Visiting Australian Foreign Minister Bob Carr on Friday voiced hope for an easing of tensions in China's ethnic Tibetan regions.
Carr told reporters that negotiations on autonomy between Beijing and the Tibetan community are key to resolving the tensions and ending the spate of self-immolations by Tibetan protestors.
"Tibet is part of China," Carr said, "but we believe there's an opportunity for pursuing autonomy, and the autonomy negotiated between China and the Tibetan community is the way of seeing an end to the (self-immolations)."
Carr said it is up to Beijing to determine if it should engage the Dalai Lama in autonomy negotiations, adding that "China said things that encourage us to think that the talks could be given a new lease of life."
The Tibetan spiritual leader paid a visit to Australia last month, but then Prime Minister Julia Gillard refused to meet him, drawing criticism that she succumbed to Chinese pressure.

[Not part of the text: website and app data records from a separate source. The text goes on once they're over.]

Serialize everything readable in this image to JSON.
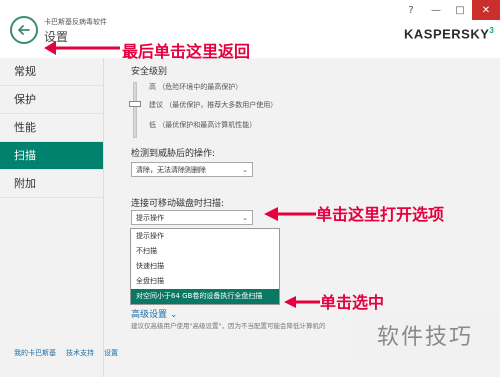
{
  "header": {
    "app_name": "卡巴斯基反病毒软件",
    "page_title": "设置",
    "help": "?",
    "minimize": "—",
    "maximize": "□",
    "close": "✕",
    "logo": "KASPERSKY",
    "logo_sup": "3"
  },
  "sidebar": {
    "items": [
      {
        "label": "常规"
      },
      {
        "label": "保护"
      },
      {
        "label": "性能"
      },
      {
        "label": "扫描",
        "active": true
      },
      {
        "label": "附加"
      }
    ]
  },
  "content": {
    "security_level_title": "安全级别",
    "levels": [
      {
        "label": "高 （危险环境中的最高保护）"
      },
      {
        "label": "建议 （最优保护，推荐大多数用户使用）"
      },
      {
        "label": "低 （最优保护和最高计算机性能）"
      }
    ],
    "threat_action_title": "检测到威胁后的操作:",
    "threat_action_value": "清除，无法清除则删除",
    "removable_title": "连接可移动磁盘时扫描:",
    "removable_value": "提示操作",
    "options": [
      {
        "label": "提示操作"
      },
      {
        "label": "不扫描"
      },
      {
        "label": "快速扫描"
      },
      {
        "label": "全盘扫描"
      },
      {
        "label": "对空间小于64 GB卷的设备执行全盘扫描",
        "selected": true
      }
    ],
    "advanced_link": "高级设置",
    "advanced_desc": "建议仅高级用户使用\"高级设置\"，因为不当配置可能会降低计算机的"
  },
  "footer": {
    "links": [
      "我的卡巴斯基",
      "技术支持",
      "设置"
    ]
  },
  "annotations": {
    "back_hint": "最后单击这里返回",
    "open_hint": "单击这里打开选项",
    "select_hint": "单击选中",
    "color": "#e5003f"
  },
  "watermark": "软件技巧",
  "colors": {
    "accent": "#00826e",
    "link": "#1a6fa8",
    "close": "#c9302c"
  }
}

Some 120 Tibetan monks, nuns and laypeople have set themselves alight in protest against China's rule since the 50th anniversary in 2009 of Tibet's failed uprising against China. That year was marked by an increase of human rights abuses in Tibet and a travel ban on foreign individual visitors to the region.
"We would like, I and ambassador, to be able to travel in Tibet to talk to people and to inspect Australian-aid projects. We have got a fruitful dialogue with China about human rights matters and that include human rights matters that grow out of the tensions in Tibet and Tibetan regions," Carr said.
Carr has been criticized before by the Chinese government for interfering in China's domestic affairs, and numerous requests by the Australian ambassador to China to visit Tibet were turned down by Beijing, it was reported in February.
Carr also highlighted the importance of close bilateral ties.
"As China reforms its economy, and as Australia implements a productivity-improvement program, there will be countless opportunities to build on (the Australia-China) relationship," he said.
On free trade agreement negotiations with China that began in 2005, Carr said Canberra is willing to set aside any barrier agreed by both sides and "get on with the main game."
Commenting on Hong Kong's democratization process, Carr said Australia supports self-government and is following political developments in Hong Kong closely.
"But when it comes to how (democracy) is implemented in practice, of course we can't design an electoral system for this jurisdiction. That's a matter that must emerge between the people of Hong Kong and the official leadership," Carr said.
The H.K. government has said it will consult the public on a political reform package that facilitates universal suffrage in the next Hong Kong leadership election in 2017, which Beijing has promised to be democratic.
Carr is currently on a 10-day trip to China that will also take him to Sichuan Province, Chongqing municipality and Fujian Province until Aug. 3.